Recognizing that monitoring fruit and vegetables for microscopic pesticides and harmful bacteria can take days of sending small batches off to laboratories for testing and analysis, a team of researchers in Europe is developing a new detector that can spot minute traces of these poisonous elements with photonics. This new ultrasensitive detector harnesses light particles to spot the tiniest traces of pesticide or bacteria in minutes, which is 50–100X faster than existing technologies.
Currently being developed by the GRACED project consortium, the photonic detector will allow workers to check for pesticides or bacteria by monitoring dozens more samples of fruits and vegetables than are currently performed. Called a plasmo-photonic bimodal multiplexing sensor, the system can spot bacteria or pesticides label-free, without having to use chemicals or dyes as a marker—and in less than 30 minutes.
Typically, safety checks on fruit and vegetables are made in random batches then sent to a laboratory, a process that can take 2–3 days to get a result. Due to time and costs, these checks cannot be performed in critical parts of the value chain, such as supermarkets and restaurants.
To produce an unequivocal bacteria or pesticide detection, the plasmo-photonic bimodal multiplexing sensor system works by looking at the ‘binding’ of the contaminant to the sensor surface, producing a new unique signal when a harmful constituent is present.
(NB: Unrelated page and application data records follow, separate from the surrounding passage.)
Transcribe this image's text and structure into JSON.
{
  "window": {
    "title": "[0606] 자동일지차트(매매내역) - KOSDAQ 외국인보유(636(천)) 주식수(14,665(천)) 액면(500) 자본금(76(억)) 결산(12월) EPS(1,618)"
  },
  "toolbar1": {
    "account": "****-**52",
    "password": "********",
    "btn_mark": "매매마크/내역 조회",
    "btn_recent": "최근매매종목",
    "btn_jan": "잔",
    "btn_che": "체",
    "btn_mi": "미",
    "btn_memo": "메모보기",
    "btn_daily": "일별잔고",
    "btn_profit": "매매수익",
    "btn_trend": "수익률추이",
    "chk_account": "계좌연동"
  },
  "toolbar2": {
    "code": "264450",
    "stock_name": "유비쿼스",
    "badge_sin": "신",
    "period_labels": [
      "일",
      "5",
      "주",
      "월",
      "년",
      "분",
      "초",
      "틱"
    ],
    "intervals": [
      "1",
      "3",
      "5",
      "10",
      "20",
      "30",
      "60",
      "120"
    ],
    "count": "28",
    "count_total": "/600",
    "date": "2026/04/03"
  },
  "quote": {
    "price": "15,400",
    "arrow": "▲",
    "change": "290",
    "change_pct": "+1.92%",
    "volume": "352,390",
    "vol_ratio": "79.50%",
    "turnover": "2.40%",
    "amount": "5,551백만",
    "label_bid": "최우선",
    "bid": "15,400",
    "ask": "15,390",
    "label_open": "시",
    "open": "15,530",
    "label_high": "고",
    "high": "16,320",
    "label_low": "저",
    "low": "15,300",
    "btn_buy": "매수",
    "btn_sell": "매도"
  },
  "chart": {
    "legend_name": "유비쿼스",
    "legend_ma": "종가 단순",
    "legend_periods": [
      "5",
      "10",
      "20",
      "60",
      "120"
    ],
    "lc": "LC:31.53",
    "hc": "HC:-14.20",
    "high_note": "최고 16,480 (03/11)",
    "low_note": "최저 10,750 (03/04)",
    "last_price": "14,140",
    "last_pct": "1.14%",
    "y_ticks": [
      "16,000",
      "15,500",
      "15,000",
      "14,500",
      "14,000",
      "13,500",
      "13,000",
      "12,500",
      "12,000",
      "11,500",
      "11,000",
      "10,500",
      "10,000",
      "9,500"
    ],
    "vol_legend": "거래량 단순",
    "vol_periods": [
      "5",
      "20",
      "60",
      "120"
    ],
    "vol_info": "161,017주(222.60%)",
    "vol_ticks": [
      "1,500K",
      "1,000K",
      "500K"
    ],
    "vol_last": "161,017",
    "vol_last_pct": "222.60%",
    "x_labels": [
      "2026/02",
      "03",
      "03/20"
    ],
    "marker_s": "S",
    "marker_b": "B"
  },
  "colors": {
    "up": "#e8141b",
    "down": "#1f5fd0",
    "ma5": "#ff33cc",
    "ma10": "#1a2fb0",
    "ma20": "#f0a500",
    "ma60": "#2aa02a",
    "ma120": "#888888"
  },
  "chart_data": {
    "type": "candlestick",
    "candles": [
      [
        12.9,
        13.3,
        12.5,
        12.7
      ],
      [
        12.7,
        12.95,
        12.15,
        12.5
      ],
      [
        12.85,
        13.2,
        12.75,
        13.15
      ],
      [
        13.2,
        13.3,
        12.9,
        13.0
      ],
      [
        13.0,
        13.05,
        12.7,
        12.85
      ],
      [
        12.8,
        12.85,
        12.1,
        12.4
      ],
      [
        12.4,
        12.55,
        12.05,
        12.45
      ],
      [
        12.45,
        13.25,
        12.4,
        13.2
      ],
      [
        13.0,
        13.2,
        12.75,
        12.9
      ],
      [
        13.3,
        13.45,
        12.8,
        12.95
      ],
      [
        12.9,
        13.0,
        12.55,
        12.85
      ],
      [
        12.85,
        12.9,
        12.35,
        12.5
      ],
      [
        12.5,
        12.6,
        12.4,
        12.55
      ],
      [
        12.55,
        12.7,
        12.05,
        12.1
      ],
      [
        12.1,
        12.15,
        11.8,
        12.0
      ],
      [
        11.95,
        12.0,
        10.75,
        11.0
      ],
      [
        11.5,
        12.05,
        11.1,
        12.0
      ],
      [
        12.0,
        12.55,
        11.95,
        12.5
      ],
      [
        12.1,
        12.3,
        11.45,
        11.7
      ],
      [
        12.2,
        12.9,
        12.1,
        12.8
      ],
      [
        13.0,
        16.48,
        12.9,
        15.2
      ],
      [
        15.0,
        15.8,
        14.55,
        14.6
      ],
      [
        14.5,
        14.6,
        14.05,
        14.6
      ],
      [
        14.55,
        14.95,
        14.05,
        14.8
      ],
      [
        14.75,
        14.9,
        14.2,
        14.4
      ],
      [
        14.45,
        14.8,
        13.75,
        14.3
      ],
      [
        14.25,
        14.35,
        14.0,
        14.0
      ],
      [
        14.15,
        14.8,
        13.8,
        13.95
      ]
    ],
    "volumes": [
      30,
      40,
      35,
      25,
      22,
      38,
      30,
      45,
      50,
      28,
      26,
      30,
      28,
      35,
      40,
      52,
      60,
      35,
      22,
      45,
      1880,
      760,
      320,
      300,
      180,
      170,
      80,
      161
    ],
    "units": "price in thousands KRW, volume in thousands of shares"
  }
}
Since the receptors on the sensor surface are specifically ‘tuned’ to a particular bacteria or chemical, only the analytes of interest are captured along the sensor.
Light traveling in the sensor generates a fully exposed evanescent field over the sensor surface—here, receptors can recognize the contaminants when a sample passes through. This recognition event changes the speed of the laser light and therefore the interference pattern at the output. This change can be measured and determined precisely against a set of existing values, and could give an instant diagnosis for a contaminant expected at the picomolar-to-attomolar range without any need for amplification.
The GRACED team sees the applications as being extremely useful to several next-generation food production alternatives. “Vertical or urban farms are like a bit like a laboratory where everything is conducted in controlled rooms. Controlling the water quality is very important to the success of these types of farms, and if this process is automated, it is even better,” explains GRACED project coordinator Alessandro Giusti. “Some urban farms are using ‘gray water’—sink water used for irrigation—where the risk of contamination is possible. So, a solution like ours will be highly complementary to futuristic food production.”
Concluding in 2024, the GRACED project will conduct future trials in France, Italy, and Hungary, covering different types of production systems such as conventional open-air farming, novel urban farming, short agroecological value chain, and semiautomatic farming. The three-and-a-a-half-year project received a grant of €4,989,480 (over $5.7 million) from Horizon 2020 under the Research and Innovation action funding scheme.